CFES seeks Vermont & New York schools to address crisis among rural students
ADDISON COUNTY — Here’s a shocking truth about rural America: Children living in rural areas are the likeliest group to grow up in poverty, experience poor health outcomes, leave school before college, and fall victim to alcohol and drug abuse.
That applies to the rural South and Midwest, but also to many areas of Vermont and upstate New York.
“Rural America needs a lifeline, but only 3% of philanthropy goes toward rural causes,” writes Rick Dalton of College For Every Student (CFES), a foundation based in Essex, N.Y. “As we ignore America’s rural crisis, we ignore a quarter of the U.S. population — neglect that puts the entire nation at risk.
“While students in rural America graduate high school at higher rates than urban students,” Dalton writes, “the rapidly accelerating rural-urban divide is leaving them behind. Traditional jobs in agriculture, manufacturing and mining are disappearing from rural areas, and most of the 22 million jobs created in the U.S. in the past decade have gone to major cities, far from declining rural areas. Because of dwindling local opportunities, the promise and potential of rural youth is being lost.”
Today, Dalton continued, “rural high school students are less likely to attend college and more likely to drop out than their urban and suburban peers.”
In fact, Dalton said at a Thursday press conference on the initiative, the percentage of rural students attending and graduating from college has gotten worse over the past two decades, not better.
To address that crisis, CFES this week launched the North Country Brilliant Pathways program that will support student success and school improvement at the primary and secondary level at no cost to participating schools. CFES is seeking 20 area schools to participate in the program in Vermont and upstate New York and will raise and match $1.5 million to support the program in its first three years. Applications from interested schools are due May 14, and the selection of the schools chosen will be announced on June 1. The academic program will be launched in August 2021.
The program’s intent is help schools and students form pathways that ensure rural students attend post-secondary education so they are qualified for higher-paying jobs and careers.
Look for more details on the North Country Brilliant Pathways program online at: tinyurl.com/BrilliantPathways.
A school interested in taking part in the program can fill out an application here.
The program was launched in conjunction with the publication of Dalton’s new book, “Rural America’s Pathways to College and Career; Steps for Student Success and School Improvement.” According to Dalton, the book tells “the story of how schools in small towns across the U.S. are losing ground to their urban and suburban counterparts and how schools can reverse this trend.”

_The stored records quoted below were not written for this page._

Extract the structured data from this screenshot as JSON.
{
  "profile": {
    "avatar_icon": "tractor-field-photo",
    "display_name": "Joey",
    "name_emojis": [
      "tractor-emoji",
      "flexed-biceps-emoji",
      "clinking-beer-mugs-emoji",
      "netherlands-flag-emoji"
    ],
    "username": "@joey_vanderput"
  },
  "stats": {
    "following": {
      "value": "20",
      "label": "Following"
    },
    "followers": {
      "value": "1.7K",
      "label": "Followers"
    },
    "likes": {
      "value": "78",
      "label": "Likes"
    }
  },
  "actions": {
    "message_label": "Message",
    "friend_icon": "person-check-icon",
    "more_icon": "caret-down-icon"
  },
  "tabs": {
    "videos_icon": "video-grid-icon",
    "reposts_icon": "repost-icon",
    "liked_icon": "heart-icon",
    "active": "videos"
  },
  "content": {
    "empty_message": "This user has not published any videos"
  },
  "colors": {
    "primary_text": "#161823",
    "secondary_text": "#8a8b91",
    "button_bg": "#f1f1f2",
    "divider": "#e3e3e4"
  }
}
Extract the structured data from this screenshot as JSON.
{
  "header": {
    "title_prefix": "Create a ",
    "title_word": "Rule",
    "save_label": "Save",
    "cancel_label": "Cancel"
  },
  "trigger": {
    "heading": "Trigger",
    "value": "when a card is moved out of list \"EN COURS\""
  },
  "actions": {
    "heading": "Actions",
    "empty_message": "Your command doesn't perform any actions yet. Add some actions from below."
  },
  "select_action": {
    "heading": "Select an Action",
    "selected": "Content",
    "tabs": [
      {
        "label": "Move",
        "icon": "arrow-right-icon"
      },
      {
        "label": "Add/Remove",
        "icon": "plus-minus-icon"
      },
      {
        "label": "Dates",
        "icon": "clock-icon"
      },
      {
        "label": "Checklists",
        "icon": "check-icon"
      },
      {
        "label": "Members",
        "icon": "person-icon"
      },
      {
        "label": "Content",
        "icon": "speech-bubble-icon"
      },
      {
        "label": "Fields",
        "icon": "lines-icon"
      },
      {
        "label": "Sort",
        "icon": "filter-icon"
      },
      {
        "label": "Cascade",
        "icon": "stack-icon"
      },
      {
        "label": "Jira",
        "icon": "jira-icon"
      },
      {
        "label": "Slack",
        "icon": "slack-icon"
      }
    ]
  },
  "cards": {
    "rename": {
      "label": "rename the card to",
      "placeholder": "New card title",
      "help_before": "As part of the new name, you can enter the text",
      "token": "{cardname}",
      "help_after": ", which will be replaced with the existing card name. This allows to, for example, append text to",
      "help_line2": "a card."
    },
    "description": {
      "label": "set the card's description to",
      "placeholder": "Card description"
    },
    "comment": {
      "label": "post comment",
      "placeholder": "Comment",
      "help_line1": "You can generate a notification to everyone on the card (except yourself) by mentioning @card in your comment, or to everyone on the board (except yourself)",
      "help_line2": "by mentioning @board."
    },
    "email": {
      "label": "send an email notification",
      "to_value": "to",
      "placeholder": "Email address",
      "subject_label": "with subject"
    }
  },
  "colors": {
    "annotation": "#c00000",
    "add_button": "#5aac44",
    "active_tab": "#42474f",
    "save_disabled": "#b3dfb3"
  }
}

CFES, also called Brilliant Pathways, has long been on the front lines of the battle to close the rural opportunity gap. For over 30 years, CFES has helped more than 100,000 students become college- and career-ready. This year alone, CFES is working with 20,000 students in 200 schools in 20 states and Ireland, with a goal of sending another 100,000 students to college over the next 10 years.
For more information about the program, contact Rick Dalton at firstname.lastname@example.org.